Then came the harder tasks to check off the list like making more time in my schedule to hike multiple times a week. I couldn’t do this with a 40+ hour/week, Monday through Friday day job. I needed more flexibility in my week to get my training in. Hiking only on Saturdays and Sundays wasn’t going to cut it. My first step to getting out of my comfort zone was to give up the day job. I went back to bartending and upped the amount of yoga classes I taught each week. At first, leaving a comfortable, financially stable day job was pretty scary. Would I make enough money to pay my bills and save for my trip? Would my new schedule allow me the additional time I wanted to devote to training hikes? Turns out that was a big fat yes and yes. Check and Check!
Then there was being okay with being by myself out in the wilderness. Since I was planning to hike the PCT solo, I had to start getting used to hiking without the comfort of having my friends around. At first, going on solo hikes was probably one of the scariest things I’ve ever done. Could I really hike out there all by myself? What if I fall and hurt myself? Who would call for help? What if I get lost? What happens if I run into a creepy person or a bear on the trail?
Putting all the “What If’s” aside, I went on a hike by myself. I started off on popular, well-traveled trails because I knew there would be other people. Then something magical happened. After a couple of solo hikes, I started craving getting out there by myself. I wondered why I hadn’t tried solo hiking sooner? I stepped even further out of my comfort zone and started choosing less popular trails, in hopes of not seeing another soul on the trail for miles. Getting used to being okay with being by myself in the wilderness? Check!
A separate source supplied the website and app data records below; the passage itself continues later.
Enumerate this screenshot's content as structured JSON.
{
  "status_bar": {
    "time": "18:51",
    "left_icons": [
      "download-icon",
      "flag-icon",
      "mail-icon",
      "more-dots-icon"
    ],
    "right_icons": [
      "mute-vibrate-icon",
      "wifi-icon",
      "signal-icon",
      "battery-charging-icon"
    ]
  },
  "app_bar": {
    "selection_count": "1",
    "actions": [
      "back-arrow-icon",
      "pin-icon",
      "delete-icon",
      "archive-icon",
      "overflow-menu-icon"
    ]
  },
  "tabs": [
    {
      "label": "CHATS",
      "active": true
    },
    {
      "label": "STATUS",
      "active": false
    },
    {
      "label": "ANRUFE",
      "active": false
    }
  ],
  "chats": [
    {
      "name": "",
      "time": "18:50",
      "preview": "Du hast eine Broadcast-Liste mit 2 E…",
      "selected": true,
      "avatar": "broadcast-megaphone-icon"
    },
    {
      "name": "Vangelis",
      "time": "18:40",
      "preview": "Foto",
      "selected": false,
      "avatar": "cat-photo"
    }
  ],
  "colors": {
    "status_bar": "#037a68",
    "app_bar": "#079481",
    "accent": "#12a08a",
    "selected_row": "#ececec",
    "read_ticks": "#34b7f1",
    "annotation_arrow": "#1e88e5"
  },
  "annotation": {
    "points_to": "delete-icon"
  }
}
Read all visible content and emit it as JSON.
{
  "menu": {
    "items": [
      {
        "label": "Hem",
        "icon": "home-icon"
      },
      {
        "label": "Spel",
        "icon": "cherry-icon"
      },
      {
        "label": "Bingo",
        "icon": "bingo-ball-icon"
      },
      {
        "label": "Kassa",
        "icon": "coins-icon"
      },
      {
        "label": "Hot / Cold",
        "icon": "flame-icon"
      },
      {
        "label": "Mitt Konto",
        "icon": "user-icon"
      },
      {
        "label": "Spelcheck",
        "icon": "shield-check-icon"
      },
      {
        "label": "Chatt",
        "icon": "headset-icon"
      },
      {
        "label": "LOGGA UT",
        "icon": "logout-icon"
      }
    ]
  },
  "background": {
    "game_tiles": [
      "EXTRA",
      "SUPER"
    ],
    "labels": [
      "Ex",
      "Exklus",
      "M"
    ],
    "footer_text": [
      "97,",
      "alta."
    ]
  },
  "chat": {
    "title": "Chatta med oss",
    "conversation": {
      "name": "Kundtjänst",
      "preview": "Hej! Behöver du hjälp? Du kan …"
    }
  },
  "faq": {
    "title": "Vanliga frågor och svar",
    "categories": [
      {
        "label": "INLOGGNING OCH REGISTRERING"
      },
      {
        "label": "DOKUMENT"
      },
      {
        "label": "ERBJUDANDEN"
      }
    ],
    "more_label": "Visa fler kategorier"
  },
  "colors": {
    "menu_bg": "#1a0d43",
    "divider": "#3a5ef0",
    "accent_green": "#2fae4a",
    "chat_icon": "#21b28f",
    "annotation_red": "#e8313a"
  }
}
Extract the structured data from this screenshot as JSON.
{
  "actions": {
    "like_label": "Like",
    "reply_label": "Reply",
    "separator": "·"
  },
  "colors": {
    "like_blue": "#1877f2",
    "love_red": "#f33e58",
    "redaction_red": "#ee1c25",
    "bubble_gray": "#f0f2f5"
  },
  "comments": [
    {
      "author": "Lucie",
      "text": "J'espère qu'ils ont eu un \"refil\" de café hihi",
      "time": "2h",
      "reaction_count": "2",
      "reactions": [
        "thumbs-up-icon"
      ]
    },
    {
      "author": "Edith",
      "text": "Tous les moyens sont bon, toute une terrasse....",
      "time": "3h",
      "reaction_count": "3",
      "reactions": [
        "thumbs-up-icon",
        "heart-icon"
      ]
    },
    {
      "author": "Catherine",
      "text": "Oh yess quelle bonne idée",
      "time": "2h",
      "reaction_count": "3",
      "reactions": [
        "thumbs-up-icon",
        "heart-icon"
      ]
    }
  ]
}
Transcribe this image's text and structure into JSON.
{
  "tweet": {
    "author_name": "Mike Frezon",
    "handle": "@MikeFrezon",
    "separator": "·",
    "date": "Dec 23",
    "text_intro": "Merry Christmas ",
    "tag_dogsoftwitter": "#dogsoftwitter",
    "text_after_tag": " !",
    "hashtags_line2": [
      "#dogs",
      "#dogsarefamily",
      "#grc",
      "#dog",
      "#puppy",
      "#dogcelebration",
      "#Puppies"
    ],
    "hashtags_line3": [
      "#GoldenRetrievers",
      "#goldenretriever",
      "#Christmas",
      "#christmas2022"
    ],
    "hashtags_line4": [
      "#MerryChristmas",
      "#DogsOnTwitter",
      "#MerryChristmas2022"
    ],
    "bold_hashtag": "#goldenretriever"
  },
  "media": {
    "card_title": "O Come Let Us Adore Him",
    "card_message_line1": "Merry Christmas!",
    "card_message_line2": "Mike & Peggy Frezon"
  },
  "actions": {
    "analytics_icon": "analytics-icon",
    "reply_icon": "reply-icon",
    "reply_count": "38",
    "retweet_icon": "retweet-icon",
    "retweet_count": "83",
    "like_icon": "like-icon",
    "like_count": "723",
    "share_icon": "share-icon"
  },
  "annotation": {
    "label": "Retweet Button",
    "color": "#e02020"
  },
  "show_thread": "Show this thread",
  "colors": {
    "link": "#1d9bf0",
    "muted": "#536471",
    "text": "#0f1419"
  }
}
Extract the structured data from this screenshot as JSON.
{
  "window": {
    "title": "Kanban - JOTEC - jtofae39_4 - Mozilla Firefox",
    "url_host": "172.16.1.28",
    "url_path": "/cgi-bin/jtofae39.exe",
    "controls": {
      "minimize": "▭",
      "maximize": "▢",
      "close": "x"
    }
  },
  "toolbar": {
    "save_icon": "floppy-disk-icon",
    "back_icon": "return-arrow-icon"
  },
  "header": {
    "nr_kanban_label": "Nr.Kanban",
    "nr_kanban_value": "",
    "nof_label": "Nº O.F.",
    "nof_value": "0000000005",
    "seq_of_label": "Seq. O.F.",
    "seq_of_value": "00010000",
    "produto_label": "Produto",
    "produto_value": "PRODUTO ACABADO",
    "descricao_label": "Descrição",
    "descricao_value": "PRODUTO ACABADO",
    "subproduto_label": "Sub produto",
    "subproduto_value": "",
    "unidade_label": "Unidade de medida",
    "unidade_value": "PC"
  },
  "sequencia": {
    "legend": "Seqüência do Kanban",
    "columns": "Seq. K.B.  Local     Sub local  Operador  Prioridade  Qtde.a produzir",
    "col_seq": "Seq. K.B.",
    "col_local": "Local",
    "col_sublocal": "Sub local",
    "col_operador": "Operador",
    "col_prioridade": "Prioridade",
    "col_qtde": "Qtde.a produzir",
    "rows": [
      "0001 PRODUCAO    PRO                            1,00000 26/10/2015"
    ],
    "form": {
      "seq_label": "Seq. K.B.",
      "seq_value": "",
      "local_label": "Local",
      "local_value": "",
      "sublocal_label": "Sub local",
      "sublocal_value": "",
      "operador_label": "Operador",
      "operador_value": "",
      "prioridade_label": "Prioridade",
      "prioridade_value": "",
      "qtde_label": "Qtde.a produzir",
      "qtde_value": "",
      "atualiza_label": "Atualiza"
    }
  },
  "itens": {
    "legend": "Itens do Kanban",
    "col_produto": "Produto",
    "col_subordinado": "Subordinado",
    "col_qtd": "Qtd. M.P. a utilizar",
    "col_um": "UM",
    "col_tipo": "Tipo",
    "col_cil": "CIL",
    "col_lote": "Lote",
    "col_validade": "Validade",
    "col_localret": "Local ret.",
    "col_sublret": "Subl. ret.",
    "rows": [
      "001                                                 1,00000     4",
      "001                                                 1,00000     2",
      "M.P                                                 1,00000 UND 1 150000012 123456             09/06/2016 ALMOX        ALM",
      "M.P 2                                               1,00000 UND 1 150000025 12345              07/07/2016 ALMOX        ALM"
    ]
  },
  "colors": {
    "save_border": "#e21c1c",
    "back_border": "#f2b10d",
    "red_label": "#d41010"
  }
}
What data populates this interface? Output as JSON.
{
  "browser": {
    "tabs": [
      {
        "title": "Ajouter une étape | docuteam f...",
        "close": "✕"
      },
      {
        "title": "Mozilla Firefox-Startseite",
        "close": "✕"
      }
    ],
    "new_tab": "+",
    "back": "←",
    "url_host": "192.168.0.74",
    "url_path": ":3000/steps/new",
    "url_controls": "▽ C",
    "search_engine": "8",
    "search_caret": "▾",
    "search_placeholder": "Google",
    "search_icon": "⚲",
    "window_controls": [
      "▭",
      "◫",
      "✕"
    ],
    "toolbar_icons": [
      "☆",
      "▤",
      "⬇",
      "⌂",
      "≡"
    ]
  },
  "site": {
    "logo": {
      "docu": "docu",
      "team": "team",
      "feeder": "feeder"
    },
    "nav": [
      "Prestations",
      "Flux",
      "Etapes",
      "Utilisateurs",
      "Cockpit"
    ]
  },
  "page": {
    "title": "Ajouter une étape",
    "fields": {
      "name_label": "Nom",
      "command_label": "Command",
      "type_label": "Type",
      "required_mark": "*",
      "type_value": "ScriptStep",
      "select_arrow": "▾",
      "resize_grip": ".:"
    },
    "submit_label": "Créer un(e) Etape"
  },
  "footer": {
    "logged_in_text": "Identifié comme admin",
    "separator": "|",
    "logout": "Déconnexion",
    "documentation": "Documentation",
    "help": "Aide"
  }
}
This week, the theme for my yoga classes is to get out of your comfort zone. I’m encouraging my students to try something new, either in their yoga practice or outside of the studio. I’m encouraging them to make a change, even if it’s a small change. I’m asking students to think about their limits, their edge, and find a way to safely move beyond it. For example, on the mat it could be exploring a new option in a posture or holding a posture a little longer than they normally would.
When it comes to getting out of your comfort zone, acknowledge whatever it is you’re afraid of and embrace the discomfort of trying something new. When we’re able to overcome our own limitations, doors will open to more challenges we can achieve. If we don’t challenge ourselves to getting out of our comfort zone every now and then, Robin Sharma says, “The fears we don’t face become our limits.” Who wants to spend the rest of their life living in a bubble?
Even though I teach yoga to hundreds of people each week and am planning a five month thru-hike along the Pacific Crest Trail, I’m scared getting out of my comfort zone too. In less than a month, I’ll be hopping on a plane to fly to San Diego to hike the PCT by myself, all 2,650+ miles of it. I have a lot of fears about this upcoming adventure – the fear of being along in the wilderness, the fear of sleeping alone in my tent in the middle of nowhere, the fear of being hungry, being thirsty, being cold, extreme weather and possible injury. All of these fears aside, I’m ready to embrace the discomfort of trying something new, to get out of my comfort zone, no matter how scary it all may seem right now.
Just like Stephen King says, “The scariest moment is always just before you start.”